**Requirement**: Scan the data below for lines containing the string "title" and give only how many there are.

━━ Dataset records ━━

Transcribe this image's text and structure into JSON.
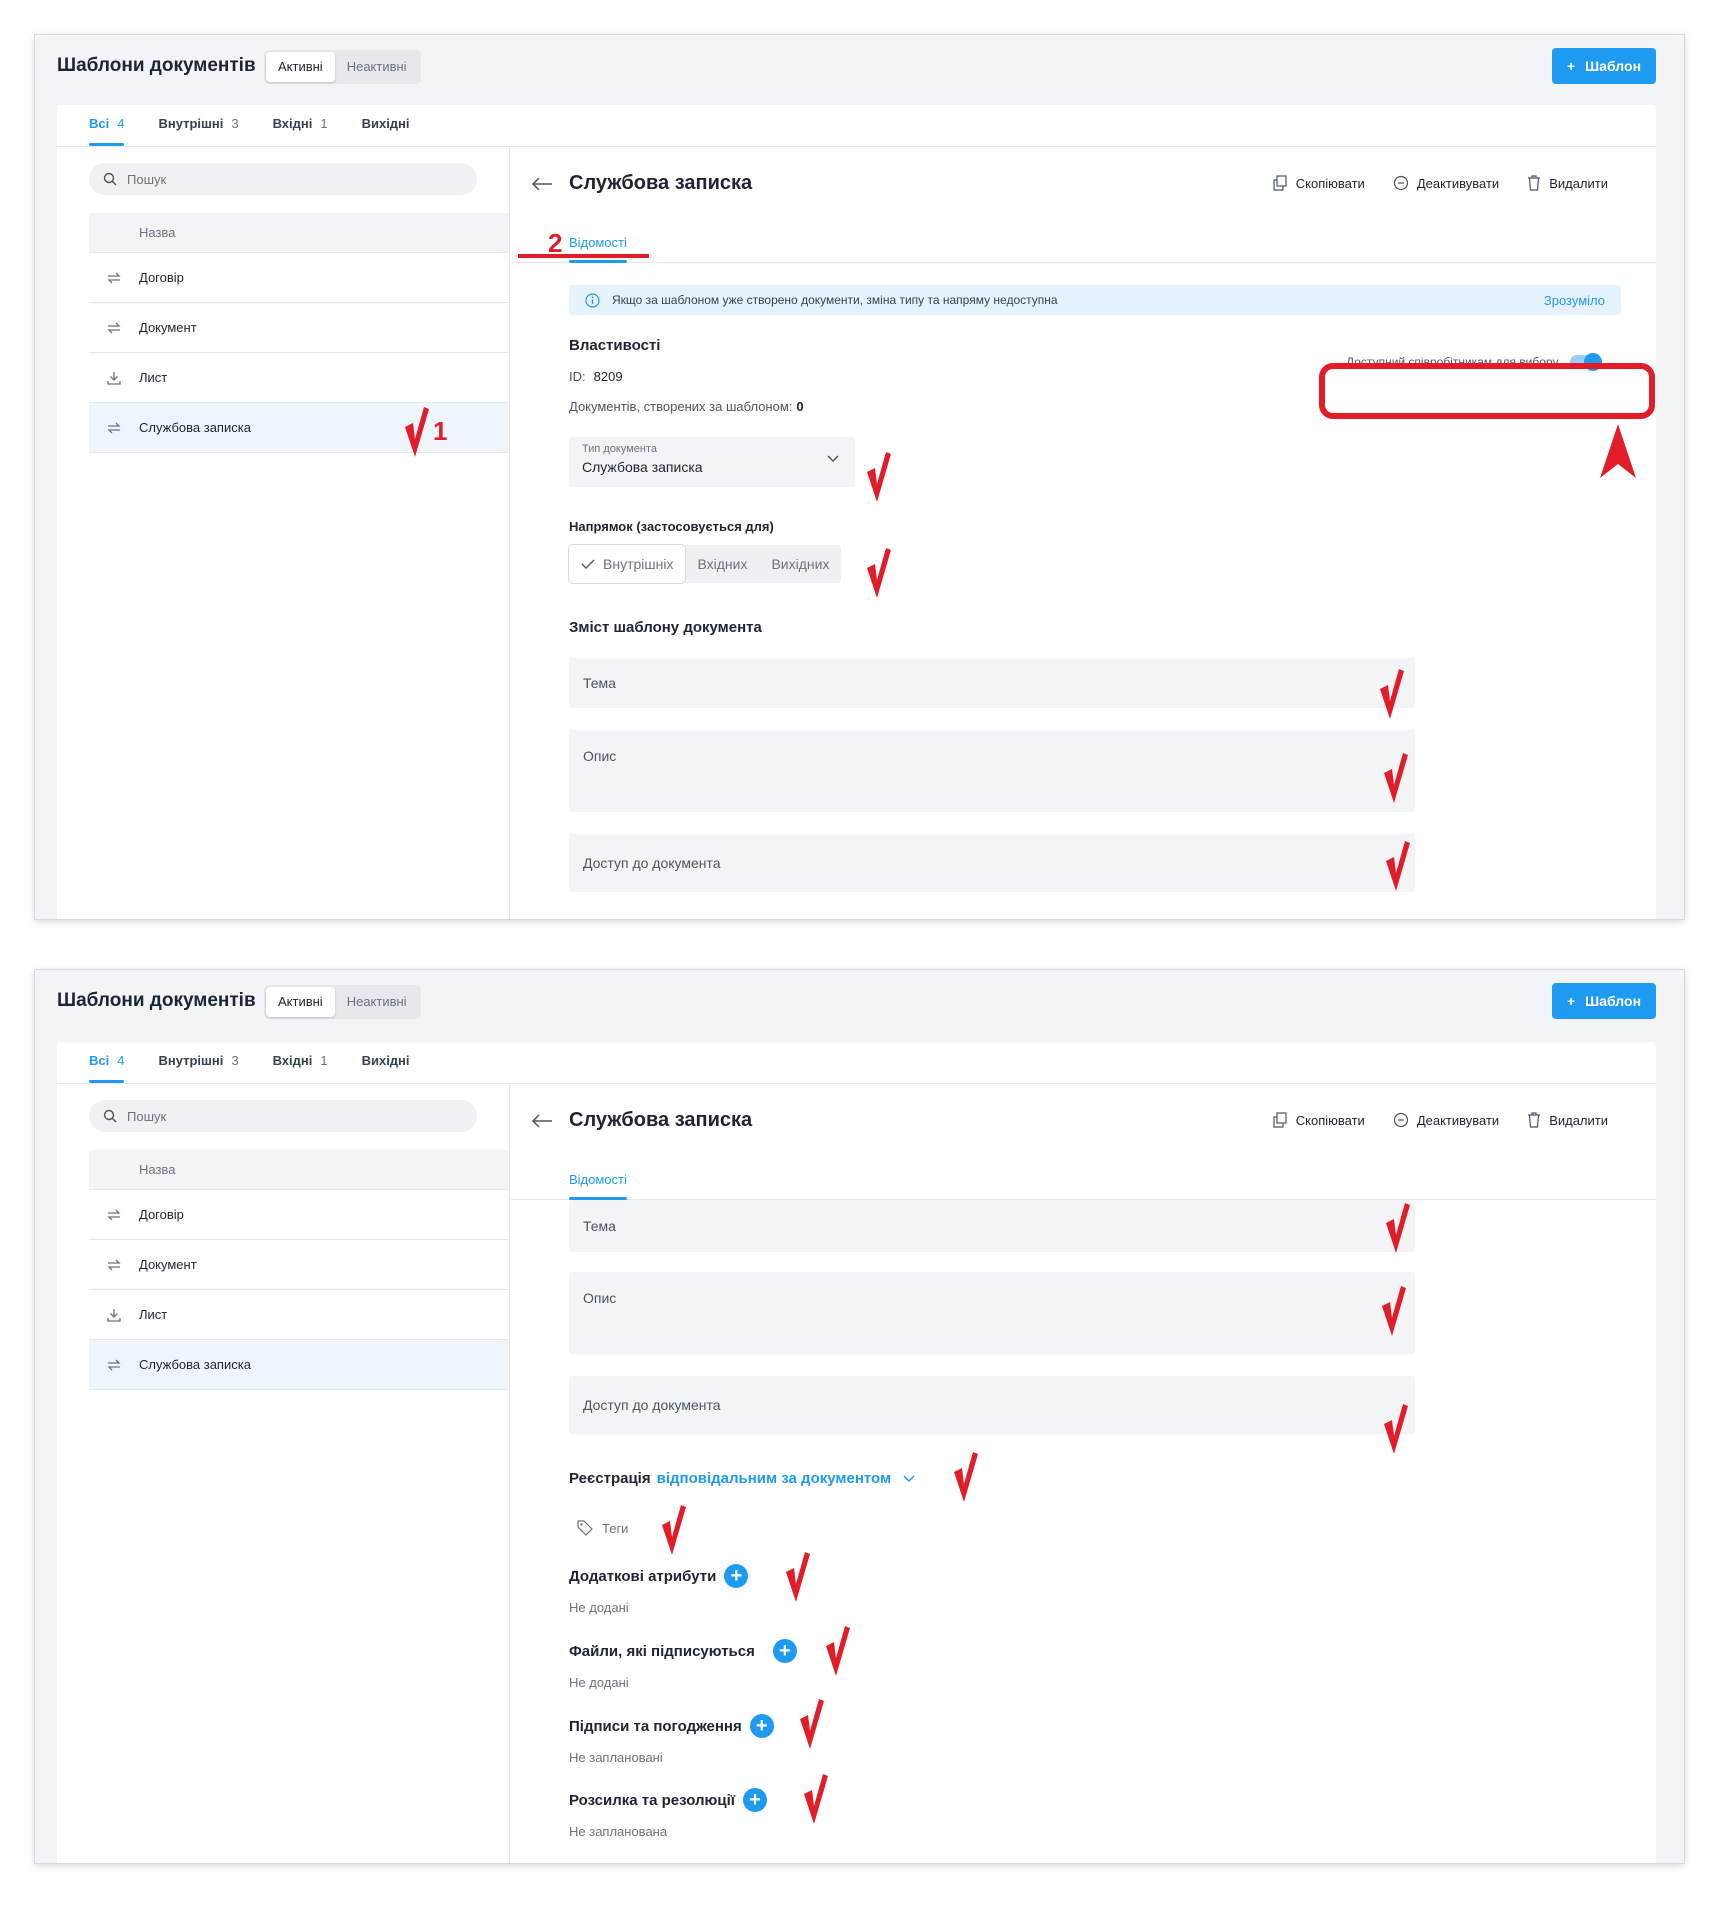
{
  "app": {
    "title": "Шаблони документів",
    "segment": {
      "active": "Активні",
      "inactive": "Неактивні"
    },
    "add_button": "Шаблон"
  },
  "filter_tabs": [
    {
      "label": "Всі",
      "count": "4"
    },
    {
      "label": "Внутрішні",
      "count": "3"
    },
    {
      "label": "Вхідні",
      "count": "1"
    },
    {
      "label": "Вихідні",
      "count": ""
    }
  ],
  "search": {
    "placeholder": "Пошук"
  },
  "list": {
    "header": "Назва",
    "items": [
      {
        "label": "Договір",
        "icon": "swap-icon"
      },
      {
        "label": "Документ",
        "icon": "swap-icon"
      },
      {
        "label": "Лист",
        "icon": "download-icon"
      },
      {
        "label": "Службова записка",
        "icon": "swap-icon",
        "selected": true
      }
    ]
  },
  "detail": {
    "title": "Службова записка",
    "actions": {
      "copy": "Скопіювати",
      "deactivate": "Деактивувати",
      "delete": "Видалити"
    },
    "tab": "Відомості",
    "info": {
      "text": "Якщо за шаблоном уже створено документи, зміна типу та напряму недоступна",
      "ok": "Зрозуміло"
    },
    "properties": {
      "heading": "Властивості",
      "id_label": "ID:",
      "id_value": "8209",
      "docs_label": "Документів, створених за шаблоном:",
      "docs_value": "0",
      "toggle_label": "Доступний співробітникам для вибору",
      "toggle_on": true
    },
    "doc_type": {
      "label": "Тип документа",
      "value": "Службова записка"
    },
    "direction": {
      "heading": "Напрямок (застосовується для)",
      "options": [
        "Внутрішніх",
        "Вхідних",
        "Вихідних"
      ],
      "selected": "Внутрішніх"
    },
    "content": {
      "heading": "Зміст шаблону документа",
      "fields": {
        "topic": "Тема",
        "description": "Опис",
        "access": "Доступ до документа"
      }
    },
    "registration": {
      "label": "Реєстрація",
      "link": "відповідальним за документом"
    },
    "tags": "Теги",
    "sections": [
      {
        "title": "Додаткові атрибути",
        "status": "Не додані"
      },
      {
        "title": "Файли, які підписуються",
        "status": "Не додані"
      },
      {
        "title": "Підписи та погодження",
        "status": "Не заплановані"
      },
      {
        "title": "Розсилка та резолюції",
        "status": "Не запланована"
      }
    ]
  },
  "annotations": {
    "marker_1": "1",
    "marker_2": "2",
    "accent_color": "#e11d2a"
  },
  "colors": {
    "primary": "#1e9bf0",
    "background": "#f3f4f6",
    "selected_row": "#eef6fc",
    "info_bg": "#e7f3fc"
  }
}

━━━

**Answer to this exercise**: 6